DeVillers said the charges were part of “what is likely the largest bribery, money laundering scheme ever perpetrated against the people of the state of Ohio.”

The charges were the result of evidence gathered by undercover agents, tips from legislators, and other informants. DeVillers said Householder built a “power base” to pursue his political ambitions by trading legislative favors.

“Make no mistake. These allegations were bribery, pure and simple. This was a quid pro quo.

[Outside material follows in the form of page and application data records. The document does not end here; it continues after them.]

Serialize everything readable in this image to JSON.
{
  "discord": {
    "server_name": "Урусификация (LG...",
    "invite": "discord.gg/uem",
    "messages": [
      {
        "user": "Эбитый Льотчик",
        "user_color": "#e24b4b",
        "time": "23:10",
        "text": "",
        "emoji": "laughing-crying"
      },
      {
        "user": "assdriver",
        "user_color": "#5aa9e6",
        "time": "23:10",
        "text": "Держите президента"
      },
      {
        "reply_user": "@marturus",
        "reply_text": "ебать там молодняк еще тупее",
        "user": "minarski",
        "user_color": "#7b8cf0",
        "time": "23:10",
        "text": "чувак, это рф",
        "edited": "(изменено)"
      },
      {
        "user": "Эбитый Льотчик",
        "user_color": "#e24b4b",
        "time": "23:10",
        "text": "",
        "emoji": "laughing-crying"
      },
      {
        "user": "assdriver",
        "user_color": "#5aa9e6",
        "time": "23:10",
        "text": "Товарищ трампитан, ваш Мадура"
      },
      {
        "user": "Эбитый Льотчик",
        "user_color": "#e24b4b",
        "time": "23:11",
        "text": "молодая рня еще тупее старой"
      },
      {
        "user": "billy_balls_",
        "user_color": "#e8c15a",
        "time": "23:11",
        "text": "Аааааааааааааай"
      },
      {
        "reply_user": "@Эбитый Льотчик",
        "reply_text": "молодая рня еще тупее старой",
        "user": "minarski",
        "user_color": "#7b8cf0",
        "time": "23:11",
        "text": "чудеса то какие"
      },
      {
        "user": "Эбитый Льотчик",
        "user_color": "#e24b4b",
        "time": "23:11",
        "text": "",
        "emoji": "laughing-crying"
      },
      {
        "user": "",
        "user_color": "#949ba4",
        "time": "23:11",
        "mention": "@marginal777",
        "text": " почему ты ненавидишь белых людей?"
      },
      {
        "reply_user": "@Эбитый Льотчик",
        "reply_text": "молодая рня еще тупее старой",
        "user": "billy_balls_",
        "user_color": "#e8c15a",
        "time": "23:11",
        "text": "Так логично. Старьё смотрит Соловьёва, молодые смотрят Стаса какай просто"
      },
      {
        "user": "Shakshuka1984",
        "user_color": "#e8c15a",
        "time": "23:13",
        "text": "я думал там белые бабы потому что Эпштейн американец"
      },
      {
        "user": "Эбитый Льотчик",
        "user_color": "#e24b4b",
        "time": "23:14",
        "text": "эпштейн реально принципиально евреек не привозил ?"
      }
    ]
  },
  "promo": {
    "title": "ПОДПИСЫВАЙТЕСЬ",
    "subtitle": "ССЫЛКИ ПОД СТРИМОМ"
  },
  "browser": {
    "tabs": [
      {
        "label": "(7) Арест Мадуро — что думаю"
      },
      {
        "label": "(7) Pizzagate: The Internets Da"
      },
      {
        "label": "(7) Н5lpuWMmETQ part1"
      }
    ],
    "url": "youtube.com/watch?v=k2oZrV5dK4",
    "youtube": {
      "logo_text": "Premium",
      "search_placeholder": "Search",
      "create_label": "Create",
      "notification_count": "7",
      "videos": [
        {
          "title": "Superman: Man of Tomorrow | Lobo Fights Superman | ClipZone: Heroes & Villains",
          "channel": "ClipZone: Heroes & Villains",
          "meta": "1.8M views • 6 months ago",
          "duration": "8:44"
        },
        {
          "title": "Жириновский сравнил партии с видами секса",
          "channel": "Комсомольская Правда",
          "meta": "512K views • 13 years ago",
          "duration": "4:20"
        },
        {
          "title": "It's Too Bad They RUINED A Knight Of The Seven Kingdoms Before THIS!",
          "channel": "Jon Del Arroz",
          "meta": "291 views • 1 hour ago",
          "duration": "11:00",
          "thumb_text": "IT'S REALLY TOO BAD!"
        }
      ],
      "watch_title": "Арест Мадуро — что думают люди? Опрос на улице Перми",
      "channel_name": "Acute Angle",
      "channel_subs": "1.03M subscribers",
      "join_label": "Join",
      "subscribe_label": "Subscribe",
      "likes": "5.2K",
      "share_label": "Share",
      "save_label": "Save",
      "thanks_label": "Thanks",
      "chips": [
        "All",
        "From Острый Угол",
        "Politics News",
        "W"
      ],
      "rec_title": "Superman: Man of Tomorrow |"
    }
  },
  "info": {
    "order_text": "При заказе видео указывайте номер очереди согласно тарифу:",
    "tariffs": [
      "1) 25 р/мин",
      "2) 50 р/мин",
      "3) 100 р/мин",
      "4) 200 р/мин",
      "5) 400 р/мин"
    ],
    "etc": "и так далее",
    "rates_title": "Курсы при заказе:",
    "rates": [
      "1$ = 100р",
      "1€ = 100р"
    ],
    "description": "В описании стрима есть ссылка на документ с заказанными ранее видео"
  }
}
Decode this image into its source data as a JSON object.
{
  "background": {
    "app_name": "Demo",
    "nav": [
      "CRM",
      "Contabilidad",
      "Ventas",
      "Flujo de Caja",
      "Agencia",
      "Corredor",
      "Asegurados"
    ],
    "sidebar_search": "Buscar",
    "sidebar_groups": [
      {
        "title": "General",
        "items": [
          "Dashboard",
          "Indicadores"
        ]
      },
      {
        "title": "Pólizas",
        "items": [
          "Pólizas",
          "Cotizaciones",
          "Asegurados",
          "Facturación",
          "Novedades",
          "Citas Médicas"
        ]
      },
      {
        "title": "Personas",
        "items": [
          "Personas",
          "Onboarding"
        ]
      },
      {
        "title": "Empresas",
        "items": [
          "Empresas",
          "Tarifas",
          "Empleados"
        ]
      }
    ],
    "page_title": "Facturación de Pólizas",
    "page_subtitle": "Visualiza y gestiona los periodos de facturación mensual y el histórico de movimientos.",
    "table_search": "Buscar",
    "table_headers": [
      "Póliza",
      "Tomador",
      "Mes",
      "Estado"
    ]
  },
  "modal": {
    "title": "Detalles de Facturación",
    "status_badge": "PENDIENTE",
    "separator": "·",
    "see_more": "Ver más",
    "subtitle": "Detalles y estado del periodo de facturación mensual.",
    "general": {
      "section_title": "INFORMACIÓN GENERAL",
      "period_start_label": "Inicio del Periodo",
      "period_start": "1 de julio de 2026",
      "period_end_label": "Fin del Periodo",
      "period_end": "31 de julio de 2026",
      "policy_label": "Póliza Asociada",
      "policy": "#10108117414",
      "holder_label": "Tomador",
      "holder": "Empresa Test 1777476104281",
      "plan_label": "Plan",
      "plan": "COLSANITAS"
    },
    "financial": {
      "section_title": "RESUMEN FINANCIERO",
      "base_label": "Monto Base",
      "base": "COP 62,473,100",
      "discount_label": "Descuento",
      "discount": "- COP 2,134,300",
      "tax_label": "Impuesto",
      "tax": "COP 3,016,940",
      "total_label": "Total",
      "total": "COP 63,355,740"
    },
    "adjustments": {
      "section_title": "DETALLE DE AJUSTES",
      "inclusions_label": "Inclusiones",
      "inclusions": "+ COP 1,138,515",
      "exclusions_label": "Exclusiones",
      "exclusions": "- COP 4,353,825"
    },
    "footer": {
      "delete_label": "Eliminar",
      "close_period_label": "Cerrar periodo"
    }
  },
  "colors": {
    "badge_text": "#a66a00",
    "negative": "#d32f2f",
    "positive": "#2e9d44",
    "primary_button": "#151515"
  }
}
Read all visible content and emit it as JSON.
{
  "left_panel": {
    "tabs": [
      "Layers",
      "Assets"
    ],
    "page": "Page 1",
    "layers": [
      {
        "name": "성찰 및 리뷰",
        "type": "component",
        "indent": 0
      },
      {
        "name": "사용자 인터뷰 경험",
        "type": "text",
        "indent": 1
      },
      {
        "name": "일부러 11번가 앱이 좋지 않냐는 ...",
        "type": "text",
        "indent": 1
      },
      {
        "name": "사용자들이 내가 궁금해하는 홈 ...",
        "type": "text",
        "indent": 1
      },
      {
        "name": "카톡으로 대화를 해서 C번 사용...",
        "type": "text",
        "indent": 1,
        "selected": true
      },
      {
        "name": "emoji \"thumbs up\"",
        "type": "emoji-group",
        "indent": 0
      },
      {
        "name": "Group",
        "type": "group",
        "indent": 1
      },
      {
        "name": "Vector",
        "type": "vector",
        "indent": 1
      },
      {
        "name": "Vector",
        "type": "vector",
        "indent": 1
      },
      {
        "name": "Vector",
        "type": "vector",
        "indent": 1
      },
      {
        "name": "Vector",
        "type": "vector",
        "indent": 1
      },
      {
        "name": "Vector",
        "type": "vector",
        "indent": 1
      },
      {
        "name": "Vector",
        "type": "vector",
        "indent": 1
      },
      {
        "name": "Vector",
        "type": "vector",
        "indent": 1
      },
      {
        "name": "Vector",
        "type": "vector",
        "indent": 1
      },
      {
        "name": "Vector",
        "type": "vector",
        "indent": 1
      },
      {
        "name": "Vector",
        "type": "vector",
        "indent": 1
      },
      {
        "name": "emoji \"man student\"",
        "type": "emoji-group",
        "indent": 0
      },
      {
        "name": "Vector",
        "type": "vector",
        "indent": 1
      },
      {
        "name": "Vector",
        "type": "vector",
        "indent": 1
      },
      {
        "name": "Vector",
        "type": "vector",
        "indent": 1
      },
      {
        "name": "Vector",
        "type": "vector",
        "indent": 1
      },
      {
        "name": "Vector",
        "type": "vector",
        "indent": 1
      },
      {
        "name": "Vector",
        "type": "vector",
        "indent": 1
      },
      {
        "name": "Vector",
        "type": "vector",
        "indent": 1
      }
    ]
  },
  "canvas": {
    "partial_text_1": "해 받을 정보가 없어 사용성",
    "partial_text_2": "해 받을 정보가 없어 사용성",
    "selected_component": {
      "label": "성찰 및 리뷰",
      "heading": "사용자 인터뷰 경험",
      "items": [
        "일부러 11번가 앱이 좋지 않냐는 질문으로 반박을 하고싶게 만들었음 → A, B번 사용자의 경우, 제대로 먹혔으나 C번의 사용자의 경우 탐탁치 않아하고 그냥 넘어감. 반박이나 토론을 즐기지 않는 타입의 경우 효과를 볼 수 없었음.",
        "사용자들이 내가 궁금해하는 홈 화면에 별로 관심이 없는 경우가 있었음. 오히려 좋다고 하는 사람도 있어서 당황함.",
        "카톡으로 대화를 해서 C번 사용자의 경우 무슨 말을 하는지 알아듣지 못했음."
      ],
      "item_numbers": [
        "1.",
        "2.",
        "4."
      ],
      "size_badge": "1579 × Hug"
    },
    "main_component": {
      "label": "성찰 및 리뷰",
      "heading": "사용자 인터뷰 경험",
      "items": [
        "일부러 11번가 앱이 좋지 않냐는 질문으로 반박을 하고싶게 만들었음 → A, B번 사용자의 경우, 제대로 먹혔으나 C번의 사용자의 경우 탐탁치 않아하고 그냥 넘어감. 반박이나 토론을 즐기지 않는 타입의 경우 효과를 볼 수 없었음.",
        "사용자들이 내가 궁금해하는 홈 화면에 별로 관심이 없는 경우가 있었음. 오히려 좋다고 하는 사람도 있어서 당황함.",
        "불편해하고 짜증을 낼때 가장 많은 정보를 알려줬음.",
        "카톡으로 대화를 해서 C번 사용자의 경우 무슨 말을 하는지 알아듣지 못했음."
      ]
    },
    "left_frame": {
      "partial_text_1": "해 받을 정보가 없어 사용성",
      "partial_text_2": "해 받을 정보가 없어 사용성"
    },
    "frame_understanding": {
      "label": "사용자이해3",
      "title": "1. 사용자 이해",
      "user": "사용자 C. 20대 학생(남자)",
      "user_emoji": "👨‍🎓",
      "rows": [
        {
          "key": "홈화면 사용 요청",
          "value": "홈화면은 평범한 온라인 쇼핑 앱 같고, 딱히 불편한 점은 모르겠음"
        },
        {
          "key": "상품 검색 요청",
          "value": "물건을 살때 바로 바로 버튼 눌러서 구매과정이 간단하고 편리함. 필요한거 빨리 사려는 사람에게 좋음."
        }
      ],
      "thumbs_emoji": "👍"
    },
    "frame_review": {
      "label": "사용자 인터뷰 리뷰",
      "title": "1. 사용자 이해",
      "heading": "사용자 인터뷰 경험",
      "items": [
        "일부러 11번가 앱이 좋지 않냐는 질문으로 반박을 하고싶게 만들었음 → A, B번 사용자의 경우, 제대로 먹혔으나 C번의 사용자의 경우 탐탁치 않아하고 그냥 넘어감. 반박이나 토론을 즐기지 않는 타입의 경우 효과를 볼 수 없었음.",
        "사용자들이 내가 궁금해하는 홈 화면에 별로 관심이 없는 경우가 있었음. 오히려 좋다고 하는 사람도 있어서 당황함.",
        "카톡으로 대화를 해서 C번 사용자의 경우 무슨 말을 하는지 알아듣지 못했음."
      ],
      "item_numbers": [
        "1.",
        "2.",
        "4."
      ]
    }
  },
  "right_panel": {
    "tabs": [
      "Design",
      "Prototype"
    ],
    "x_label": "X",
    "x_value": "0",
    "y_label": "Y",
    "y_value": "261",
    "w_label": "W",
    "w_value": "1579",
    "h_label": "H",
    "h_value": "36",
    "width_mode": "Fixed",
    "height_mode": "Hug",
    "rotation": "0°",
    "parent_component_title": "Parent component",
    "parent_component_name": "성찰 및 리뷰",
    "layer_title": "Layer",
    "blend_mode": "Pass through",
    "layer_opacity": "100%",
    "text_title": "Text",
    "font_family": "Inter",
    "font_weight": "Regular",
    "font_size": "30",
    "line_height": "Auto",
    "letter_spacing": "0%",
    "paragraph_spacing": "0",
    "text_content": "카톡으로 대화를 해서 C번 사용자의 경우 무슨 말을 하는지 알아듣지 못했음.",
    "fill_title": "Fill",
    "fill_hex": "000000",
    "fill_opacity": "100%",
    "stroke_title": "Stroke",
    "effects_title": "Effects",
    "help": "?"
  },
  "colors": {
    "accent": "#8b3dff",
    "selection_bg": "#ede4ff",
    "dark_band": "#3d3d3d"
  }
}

This was pay to play,” said DeVillers.

Politics, policymaking, and the nuclear bailout 

The prosecution has a list of exhibits to use as evidence, including a press conference from April 2019, the day Householder first unveiled the billion-dollar nuclear bailout, known as House Bill 6.

Supporters said the bill was needed because nuclear power was an important part of Ohio’s energy portfolio. But it was clear then that the bill checked several boxes on FirstEnergy’s legislative agenda. It bailed out its nuclear plants, subsidized coal plants it partially owned, and eliminated green energy standards.

Householder said during the 2019 press conference that there was no connection between FirstEnergy’s political contributions and the bailout bill.

“You know anytime you have folks that have a significant investment in the state of Ohio, they’re job creators in the state of Ohio, the direction of the state of Ohio’s important to them,” Householder said.

Watch: Larry Householder hold press conference to introduce House Bill 6 in 2019

Two years later, FirstEnergy signed a deferred prosecution agreement with a $230 million fine, admitting to bribing public officials in exchange for legislative and regulatory benefits.

House Bill 6 passed in 2019, with the support of 58 Republicans and 12 Democrats in the House and Senate.

Attempt to repeal HB 6  

An effort to get voters to repeal the bill was blocked with a multi-million dollar campaign of counter petitions, payoffs and threats to signature gatherers, and TV ads and mailers – all allegedly funded by Generation Now and other dark money organizations.

Matt Borges will also be on trial. He’s the former Ohio Republican Party chair and former FirstEnergy lobbyist. Borges allegedly offered to pay off a consultant who was working on the effort to repeal HB6.

Borges has repeatedly said he did nothing wrong.

“Innocent people fight, guilty people try to make a deal,” Borges said on The State of Ohio in August 2021. “The lesson I want to teach my daughter when this is all said and done is when you’re accused of something you didn’t do, you fight, and you prove that you didn’t do these things.”

Stage is set for trial 

Two other co-defendants, Householder’s strategist Longstreth and FirstEnergy lobbyist Juan Cespedes, have agreed to plea deals. Neil Clark, a prominent lobbyist who was close to Householder, was also charged, but died by suicide in March 2021. The organizers of Generation Now have also admitted guilt.

Other high-profile leaders have been subpoenaed for the potential to testify, including Attorney General Dave Yost (R-Ohio). Court documents show there are two potential witnesses who have been granted immunity.

Their identities were not revealed in the filings.

Judge Timothy Black of the U.S. District Court for the Southern District of Ohio has said the policy and merits of HB 6 will not be considered during the trial.

But Householder’s defense is expected to make the case that HB 6 was emblematic of most policymaking in Ohio, where business back the candidates they believe will support the bills they want passed.

Contact Andy at achow@statehousenews.org.